The result has seen a 20-percent increase in demand year-on-year at most international schools. And while the authorities ponder ambiguous statistical evidence, there continues to be anecdotal evidence that top professionals are now choosing not to come to Hong Kong because their children can’t join them.

It’s a shame because with such great schools and universities, there’s a huge opportunity for Hong Kong to become a true global leader in education.

With the wonderful facilities on offer, combined with a zest for learning, an enthusiasm for success and a respect for educators by both students and parents that prevails here, Hong Kong is in a position to attract and hold top educators who choose to pursue their careers. Our schools are viewed with considerable envy by many teaching professionals around the world!

While we may not have the history, the traditions or the social prestige that private schools around the world have acquired over time, Hong Kong more than makes up for that through the enriching experiences and opportunities students are offered from our unique multicultural environment in the heart of one of the world’s leading economies. We generate students who tend to perform to a high level, embrace a socially responsible approach to life and view a university education as being their ultimate goal.

In turn, students tend to flourish in an “international” cultural environment, supported and encouraged by top quality, motivated and adventurous teachers from different parts of the world. We are lucky to have such conscientious and respectful students. Most come from hard-working families, whose parents have had a positive impact on their children’s learning from day one. They grow up with a global maturity and outlook that I believe is second to none.

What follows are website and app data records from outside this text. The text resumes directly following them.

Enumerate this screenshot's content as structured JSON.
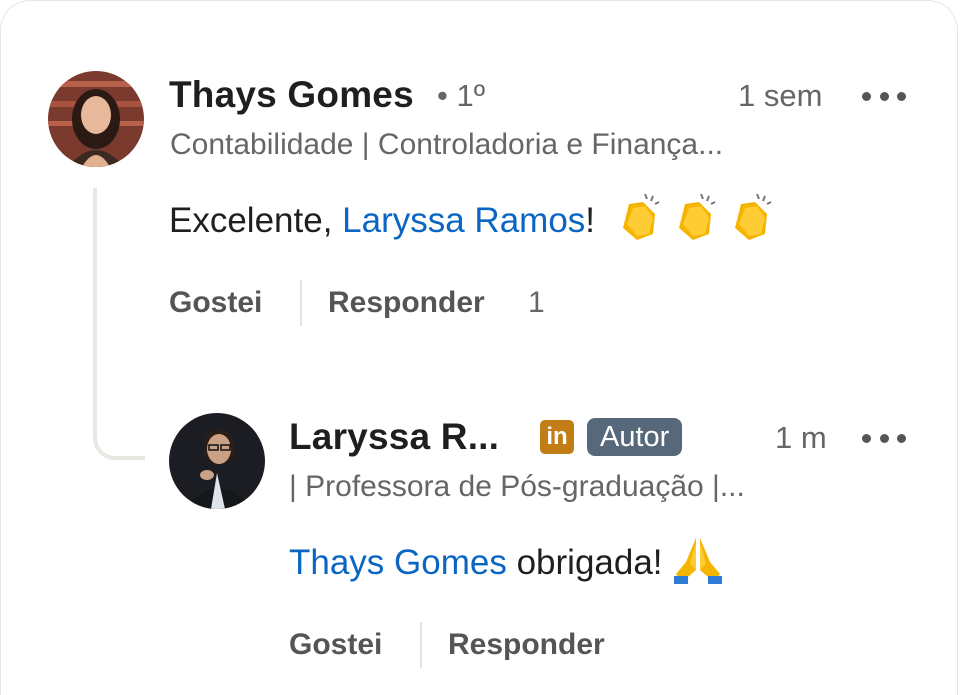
{
  "comments": [
    {
      "author": "Thays Gomes",
      "degree": "• 1º",
      "time": "1 sem",
      "headline": "Contabilidade | Controladoria e Finança...",
      "text_prefix": "Excelente, ",
      "mention": "Laryssa Ramos",
      "text_suffix": "!",
      "emoji": [
        "clapping-hands",
        "clapping-hands",
        "clapping-hands"
      ],
      "like_label": "Gostei",
      "reply_label": "Responder",
      "reply_count": "1"
    },
    {
      "author": "Laryssa R...",
      "badge": "Autor",
      "time": "1 m",
      "headline": "| Professora de Pós-graduação |...",
      "mention": "Thays Gomes",
      "text_suffix": " obrigada! ",
      "emoji": [
        "folded-hands"
      ],
      "like_label": "Gostei",
      "reply_label": "Responder"
    }
  ],
  "colors": {
    "mention": "#0a66c2",
    "badge_bg": "#56687a",
    "linkedin_icon": "#c37d16",
    "thread_line": "#e8e7e2"
  }
}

Asia is the place to be, they say, and expats are staying longer as they develop their own careers and seize opportunities. The global financial crisis proved that if anywhere can weather a storm, it’s right here in Hong Kong. Many talented business and professional people have now bought property and made this city a more permanent “home”. Consequently, the average length of stay for a student at a school has also increased remarkably, so fewer places become available. Furthermore, many expat parents have chosen to have their children here, so competition at the entry levels has sky rocketed.

But I really feel for anyone currently working in an admissions department at a school in Hong Kong! Not only do they have their hands full with a never-ending tide of applicants to consider, but as pressure for places gets more and more difficult, they need to skillfully assist parents who are understandably stressed and frustrated about actually securing a place for their children.

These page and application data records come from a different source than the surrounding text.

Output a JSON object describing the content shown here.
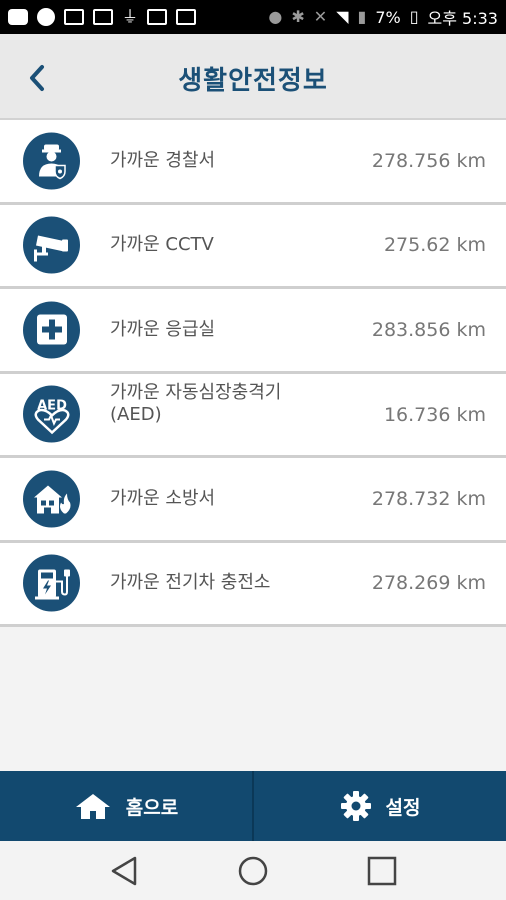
{
  "status_bar": {
    "battery": "7%",
    "time": "오후 5:33"
  },
  "header": {
    "title": "생활안전정보"
  },
  "items": [
    {
      "label": "가까운 경찰서",
      "distance": "278.756 km",
      "icon": "police-icon"
    },
    {
      "label": "가까운 CCTV",
      "distance": "275.62 km",
      "icon": "cctv-icon"
    },
    {
      "label": "가까운 응급실",
      "distance": "283.856 km",
      "icon": "emergency-room-icon"
    },
    {
      "label_line1": "가까운 자동심장충격기",
      "label_line2": "(AED)",
      "distance": "16.736 km",
      "icon": "aed-icon",
      "icon_text": "AED"
    },
    {
      "label": "가까운 소방서",
      "distance": "278.732 km",
      "icon": "fire-station-icon"
    },
    {
      "label": "가까운 전기차 충전소",
      "distance": "278.269 km",
      "icon": "ev-charger-icon"
    }
  ],
  "bottom_nav": {
    "home_label": "홈으로",
    "settings_label": "설정"
  },
  "colors": {
    "primary": "#1b5077",
    "nav_bar": "#12496f"
  }
}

The majority of our international schools have been established within the last 20 years. Most of these schools have then grown at a tremendous rate and due to the rapid growth they have been very independent in their developments, with none of them following any universal structure.

The influx of students has often outpaced the natural growth of a school. This has led to a variety of admissions procedures being developed which have differed considerably between each school. Testing procedures differ, acceptance procedures differ, rejection procedures differ… little wonder, then, that parents are often left confused and frustrated.

Unfortunately, there is currently no clear solution on the horizon. We continue to turn away great students and wonderful families who would undoubtedly have a positive impact on any school community. Believe me, though, it’s not just parents who are suffering; schools don’t like being in this position and it can certainly take an emotional toll on caring admissions staff.

So, my three tips for prospective parents are: don’t take things personally; there’s usually nothing wrong with your child; and, if at first you don’t succeed, then try and try again!

However, until we are allocated more land on which to build new campuses, find the financial resources to do so and receive support in meeting the needs to expand, we cannot cater to demand – current or future. The students are there, the teachers are available and the government has a huge challenge ahead of it.

The time for action is well overdue.

Alex Gibbs has consulted for and worked at numerous international schools in Hong Kong over the past 12 years and is currently Director of Development and Community Relations at the Australian International School Hong Kong (AISHK).